4. Medications: There are several blood pressure medications out there today, such as beta-blockers. Some patients may need to take a combination of different drugs to effectively control their high blood pressure. Doctors may advise discontinuing treatment if the patient is able to maintain good blood pressure levels through lifestyle changes for a given period and is not considered to be at significant risk of stroke or cardiovascular disease.
5. Drink less caffeine and eliminate energy drinks: Excessive caffeine is not good for people who have high blood pressure. Remember that caffeine is present in most coffee, tea, soda, and energy drinks. Energy drinks are not good for the body, and if consumed too much, they can cause heart complications. Research suggests that caffeine and taurine levels in energy drinks could be responsible for increases in hypertension and heart rate.
6. Rest: The number of hours we sleep a night can really affect our overall health.
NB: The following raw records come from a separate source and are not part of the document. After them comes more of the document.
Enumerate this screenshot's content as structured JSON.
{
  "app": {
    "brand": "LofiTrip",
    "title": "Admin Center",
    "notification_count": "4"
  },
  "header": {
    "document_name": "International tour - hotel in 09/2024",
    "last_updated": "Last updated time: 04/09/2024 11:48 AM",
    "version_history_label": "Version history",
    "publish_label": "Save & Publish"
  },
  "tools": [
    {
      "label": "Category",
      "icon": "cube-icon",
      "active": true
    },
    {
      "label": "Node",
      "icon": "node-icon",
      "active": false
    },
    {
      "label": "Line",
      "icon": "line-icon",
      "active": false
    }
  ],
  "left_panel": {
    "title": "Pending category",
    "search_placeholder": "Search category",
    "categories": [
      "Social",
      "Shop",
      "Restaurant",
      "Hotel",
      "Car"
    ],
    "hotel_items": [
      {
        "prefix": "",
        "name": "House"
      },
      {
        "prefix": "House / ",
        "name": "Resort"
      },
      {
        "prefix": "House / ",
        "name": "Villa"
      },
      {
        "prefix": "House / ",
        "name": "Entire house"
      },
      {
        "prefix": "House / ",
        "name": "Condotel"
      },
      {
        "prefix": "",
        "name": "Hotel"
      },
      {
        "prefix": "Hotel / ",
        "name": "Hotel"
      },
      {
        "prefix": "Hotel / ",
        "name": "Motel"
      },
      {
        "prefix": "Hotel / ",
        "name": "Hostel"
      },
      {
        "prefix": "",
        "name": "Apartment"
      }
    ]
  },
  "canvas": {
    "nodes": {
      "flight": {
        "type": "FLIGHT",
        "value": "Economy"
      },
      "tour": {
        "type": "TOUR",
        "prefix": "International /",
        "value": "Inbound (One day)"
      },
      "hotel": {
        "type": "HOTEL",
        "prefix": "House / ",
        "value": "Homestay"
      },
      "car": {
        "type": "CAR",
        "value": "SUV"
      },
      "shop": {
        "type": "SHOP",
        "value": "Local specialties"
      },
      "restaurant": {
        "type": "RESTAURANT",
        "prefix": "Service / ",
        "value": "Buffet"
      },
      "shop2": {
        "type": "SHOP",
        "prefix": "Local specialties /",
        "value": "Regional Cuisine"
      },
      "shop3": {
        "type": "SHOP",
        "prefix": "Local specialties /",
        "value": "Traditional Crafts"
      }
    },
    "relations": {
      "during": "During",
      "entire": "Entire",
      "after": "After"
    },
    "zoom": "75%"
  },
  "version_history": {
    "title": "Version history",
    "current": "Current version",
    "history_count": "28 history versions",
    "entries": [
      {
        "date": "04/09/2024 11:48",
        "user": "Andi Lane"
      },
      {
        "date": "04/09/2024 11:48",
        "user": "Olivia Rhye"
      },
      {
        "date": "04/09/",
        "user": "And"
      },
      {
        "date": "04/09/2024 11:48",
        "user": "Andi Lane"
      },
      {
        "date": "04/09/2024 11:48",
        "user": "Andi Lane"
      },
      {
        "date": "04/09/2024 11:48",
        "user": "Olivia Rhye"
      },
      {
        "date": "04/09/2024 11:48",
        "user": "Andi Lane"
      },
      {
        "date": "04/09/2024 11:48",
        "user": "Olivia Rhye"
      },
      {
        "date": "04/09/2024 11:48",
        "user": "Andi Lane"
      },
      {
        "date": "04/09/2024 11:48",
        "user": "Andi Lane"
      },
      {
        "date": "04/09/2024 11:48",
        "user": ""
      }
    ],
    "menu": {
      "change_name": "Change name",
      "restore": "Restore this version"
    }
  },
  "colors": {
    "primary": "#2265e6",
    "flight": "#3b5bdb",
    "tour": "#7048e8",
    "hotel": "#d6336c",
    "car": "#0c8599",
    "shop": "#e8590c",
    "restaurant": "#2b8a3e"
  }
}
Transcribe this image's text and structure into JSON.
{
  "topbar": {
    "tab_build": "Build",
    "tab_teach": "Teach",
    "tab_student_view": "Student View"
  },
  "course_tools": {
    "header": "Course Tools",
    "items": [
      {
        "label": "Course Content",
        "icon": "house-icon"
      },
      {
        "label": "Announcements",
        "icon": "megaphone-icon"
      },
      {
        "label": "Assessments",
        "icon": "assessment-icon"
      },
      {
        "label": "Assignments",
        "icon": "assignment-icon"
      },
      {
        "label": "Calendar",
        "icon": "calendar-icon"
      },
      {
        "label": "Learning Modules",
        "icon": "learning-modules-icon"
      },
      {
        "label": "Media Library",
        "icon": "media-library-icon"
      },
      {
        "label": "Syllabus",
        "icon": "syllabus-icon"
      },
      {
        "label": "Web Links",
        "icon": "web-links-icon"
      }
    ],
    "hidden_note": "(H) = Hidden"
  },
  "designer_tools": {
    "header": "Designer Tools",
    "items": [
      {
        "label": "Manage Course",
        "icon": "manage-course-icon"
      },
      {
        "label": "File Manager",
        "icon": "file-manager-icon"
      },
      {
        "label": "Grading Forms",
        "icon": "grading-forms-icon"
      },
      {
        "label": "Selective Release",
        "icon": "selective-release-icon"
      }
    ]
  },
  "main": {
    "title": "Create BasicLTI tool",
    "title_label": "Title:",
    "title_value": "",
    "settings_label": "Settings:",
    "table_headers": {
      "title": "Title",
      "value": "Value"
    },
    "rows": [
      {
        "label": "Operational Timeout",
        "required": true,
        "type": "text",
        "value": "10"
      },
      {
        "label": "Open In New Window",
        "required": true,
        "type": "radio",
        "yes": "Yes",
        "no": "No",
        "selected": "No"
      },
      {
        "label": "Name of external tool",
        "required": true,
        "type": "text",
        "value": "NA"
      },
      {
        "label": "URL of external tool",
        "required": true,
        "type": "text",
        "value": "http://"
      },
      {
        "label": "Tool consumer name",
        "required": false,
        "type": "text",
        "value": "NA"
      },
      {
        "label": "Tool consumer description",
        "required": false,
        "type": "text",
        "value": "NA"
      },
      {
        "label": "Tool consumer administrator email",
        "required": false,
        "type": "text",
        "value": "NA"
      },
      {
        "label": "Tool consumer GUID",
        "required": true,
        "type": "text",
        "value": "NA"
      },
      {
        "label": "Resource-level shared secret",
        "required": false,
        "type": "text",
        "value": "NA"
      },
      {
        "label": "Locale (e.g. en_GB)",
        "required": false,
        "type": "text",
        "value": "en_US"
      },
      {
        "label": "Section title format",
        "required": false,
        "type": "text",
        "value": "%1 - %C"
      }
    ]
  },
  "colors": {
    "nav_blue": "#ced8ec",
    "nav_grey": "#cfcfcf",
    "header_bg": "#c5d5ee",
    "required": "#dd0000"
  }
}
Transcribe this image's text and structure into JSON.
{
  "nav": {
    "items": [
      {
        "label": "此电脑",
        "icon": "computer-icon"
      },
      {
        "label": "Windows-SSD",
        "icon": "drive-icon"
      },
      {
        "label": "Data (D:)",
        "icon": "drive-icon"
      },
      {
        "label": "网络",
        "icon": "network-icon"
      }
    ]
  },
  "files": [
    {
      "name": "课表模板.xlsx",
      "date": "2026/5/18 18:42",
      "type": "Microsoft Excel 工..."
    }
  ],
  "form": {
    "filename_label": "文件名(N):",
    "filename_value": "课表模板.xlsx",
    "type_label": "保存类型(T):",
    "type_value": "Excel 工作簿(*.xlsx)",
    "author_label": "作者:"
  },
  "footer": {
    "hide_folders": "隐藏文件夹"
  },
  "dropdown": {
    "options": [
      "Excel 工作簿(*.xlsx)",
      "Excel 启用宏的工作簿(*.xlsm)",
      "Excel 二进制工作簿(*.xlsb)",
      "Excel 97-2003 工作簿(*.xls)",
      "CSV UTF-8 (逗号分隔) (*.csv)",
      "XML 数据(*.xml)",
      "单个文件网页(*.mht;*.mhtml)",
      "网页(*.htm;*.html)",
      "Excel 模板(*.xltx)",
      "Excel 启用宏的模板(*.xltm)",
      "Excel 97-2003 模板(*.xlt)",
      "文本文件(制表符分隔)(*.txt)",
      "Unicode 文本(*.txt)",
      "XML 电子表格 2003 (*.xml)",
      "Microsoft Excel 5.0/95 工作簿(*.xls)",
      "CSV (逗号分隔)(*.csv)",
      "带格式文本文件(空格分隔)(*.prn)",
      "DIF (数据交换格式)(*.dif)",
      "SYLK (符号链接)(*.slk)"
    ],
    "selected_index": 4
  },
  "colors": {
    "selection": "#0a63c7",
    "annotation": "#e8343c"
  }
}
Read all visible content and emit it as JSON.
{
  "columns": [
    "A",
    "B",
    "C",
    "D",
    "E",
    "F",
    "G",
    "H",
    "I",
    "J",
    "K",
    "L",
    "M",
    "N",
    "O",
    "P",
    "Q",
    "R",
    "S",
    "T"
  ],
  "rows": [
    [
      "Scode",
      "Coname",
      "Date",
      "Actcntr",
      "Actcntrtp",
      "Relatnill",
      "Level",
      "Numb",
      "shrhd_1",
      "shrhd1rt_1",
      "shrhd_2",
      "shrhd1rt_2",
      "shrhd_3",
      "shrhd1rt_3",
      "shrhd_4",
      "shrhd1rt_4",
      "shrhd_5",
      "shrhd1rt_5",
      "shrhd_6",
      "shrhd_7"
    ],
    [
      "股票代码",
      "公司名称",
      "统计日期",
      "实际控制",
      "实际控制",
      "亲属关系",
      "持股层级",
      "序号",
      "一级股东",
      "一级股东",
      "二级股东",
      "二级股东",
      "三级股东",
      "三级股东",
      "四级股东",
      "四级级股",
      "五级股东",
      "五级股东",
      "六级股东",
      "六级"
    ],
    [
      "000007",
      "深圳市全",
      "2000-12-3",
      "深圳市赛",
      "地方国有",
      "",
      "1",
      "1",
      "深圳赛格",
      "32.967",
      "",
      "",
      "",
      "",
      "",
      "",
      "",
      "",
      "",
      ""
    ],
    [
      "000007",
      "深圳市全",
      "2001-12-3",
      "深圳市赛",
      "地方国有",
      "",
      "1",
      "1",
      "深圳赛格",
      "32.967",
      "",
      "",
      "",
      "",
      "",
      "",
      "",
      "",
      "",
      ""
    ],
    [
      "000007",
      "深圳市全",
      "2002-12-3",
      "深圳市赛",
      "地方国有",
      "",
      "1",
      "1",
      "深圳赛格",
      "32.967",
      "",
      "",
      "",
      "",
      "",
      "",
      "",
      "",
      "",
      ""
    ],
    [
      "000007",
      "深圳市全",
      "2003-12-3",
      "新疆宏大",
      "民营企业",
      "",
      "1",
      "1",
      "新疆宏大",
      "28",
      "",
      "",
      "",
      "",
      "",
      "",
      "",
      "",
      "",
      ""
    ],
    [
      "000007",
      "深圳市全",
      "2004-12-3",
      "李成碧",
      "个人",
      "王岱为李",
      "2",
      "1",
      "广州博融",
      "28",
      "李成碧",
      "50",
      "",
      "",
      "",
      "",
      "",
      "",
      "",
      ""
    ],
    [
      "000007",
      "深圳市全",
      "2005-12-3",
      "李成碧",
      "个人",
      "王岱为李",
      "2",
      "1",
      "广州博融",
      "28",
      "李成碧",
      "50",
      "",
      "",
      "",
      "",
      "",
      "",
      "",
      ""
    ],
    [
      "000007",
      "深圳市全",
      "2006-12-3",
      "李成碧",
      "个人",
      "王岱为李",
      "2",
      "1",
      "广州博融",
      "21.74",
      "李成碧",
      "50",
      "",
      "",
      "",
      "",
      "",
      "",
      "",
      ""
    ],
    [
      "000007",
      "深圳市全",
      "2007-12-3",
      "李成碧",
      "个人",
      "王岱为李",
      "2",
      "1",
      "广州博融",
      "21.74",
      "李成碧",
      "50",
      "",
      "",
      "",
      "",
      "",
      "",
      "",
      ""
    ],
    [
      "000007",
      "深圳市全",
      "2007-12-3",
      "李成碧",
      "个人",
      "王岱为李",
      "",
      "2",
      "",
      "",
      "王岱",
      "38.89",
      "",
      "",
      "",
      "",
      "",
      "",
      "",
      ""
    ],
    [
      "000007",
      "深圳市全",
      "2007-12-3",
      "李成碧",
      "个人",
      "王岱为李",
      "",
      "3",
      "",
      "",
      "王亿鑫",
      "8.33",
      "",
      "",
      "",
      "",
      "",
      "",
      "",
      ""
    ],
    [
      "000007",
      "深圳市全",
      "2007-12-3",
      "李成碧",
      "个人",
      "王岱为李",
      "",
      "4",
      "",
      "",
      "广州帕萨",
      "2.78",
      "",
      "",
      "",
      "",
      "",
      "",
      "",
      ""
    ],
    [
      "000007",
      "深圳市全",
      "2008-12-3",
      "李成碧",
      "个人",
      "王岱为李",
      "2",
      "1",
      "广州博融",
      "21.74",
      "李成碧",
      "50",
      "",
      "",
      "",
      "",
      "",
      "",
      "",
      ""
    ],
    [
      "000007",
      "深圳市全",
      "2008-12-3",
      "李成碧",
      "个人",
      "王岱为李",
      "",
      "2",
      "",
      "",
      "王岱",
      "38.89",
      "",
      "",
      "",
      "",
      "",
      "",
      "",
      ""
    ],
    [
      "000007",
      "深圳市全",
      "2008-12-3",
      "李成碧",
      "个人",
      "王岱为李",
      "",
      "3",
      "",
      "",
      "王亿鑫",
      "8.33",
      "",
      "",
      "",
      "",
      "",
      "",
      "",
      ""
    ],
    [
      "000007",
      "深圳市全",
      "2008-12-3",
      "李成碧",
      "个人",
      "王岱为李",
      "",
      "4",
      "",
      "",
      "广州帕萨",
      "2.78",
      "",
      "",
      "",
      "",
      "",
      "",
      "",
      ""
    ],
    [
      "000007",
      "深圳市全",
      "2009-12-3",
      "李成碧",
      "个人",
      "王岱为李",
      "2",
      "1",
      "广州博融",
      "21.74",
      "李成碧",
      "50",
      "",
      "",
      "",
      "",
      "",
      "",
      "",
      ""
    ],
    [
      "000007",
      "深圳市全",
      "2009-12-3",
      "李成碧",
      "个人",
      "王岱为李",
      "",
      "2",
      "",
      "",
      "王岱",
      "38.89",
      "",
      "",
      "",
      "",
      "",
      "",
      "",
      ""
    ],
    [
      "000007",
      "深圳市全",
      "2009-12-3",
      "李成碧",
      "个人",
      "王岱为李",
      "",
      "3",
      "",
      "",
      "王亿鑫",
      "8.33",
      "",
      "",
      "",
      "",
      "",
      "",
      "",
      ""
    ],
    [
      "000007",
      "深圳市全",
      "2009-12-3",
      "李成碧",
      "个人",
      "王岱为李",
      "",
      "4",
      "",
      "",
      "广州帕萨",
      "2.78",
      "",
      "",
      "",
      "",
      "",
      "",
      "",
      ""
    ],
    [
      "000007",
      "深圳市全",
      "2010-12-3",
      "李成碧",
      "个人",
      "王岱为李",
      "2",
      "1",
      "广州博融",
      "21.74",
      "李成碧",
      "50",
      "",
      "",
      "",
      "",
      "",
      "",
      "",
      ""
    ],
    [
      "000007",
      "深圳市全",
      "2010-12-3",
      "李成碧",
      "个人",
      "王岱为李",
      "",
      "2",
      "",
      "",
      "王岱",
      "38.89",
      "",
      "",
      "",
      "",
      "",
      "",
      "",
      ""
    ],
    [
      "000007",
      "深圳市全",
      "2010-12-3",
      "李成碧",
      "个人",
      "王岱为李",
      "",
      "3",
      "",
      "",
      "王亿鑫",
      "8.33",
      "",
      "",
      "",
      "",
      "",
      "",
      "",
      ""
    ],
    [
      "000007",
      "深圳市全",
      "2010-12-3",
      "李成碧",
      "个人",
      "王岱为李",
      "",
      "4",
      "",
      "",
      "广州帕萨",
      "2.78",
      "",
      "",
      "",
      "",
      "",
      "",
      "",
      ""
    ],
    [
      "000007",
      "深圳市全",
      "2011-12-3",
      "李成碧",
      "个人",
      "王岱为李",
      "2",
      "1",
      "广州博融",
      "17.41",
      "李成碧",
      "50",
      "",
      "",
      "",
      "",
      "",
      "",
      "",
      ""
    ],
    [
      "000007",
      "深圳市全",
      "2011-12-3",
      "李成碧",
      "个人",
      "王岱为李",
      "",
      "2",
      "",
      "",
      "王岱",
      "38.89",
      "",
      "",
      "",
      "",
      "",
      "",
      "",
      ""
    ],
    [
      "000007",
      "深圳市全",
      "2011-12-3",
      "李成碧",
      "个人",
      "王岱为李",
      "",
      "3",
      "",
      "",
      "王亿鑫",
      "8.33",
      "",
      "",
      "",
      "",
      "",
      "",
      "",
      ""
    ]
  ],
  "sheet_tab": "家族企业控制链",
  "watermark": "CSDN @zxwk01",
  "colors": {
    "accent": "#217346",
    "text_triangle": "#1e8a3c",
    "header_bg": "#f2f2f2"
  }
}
Doing activities to relax the brain and body, such as yoga, can be very beneficial in reducing illness and lowering blood pressure.
Treatment for high blood pressure depends on several factors, such the severity and the associated risks of developing complications. It’s important to discuss your symptoms with your physician to discover if you are experiencing high or low blood pressure, in order to receive proper treatment. Note that you should always check with a healthcare professional to discuss lifestyle changes before making any drastic ones yourself.
To learn more about the importance of checking your blood pressure, talk to your physician at Intercoastal Medical Group about checking your blood pressure today, as it can save your life. You can request this appointment online.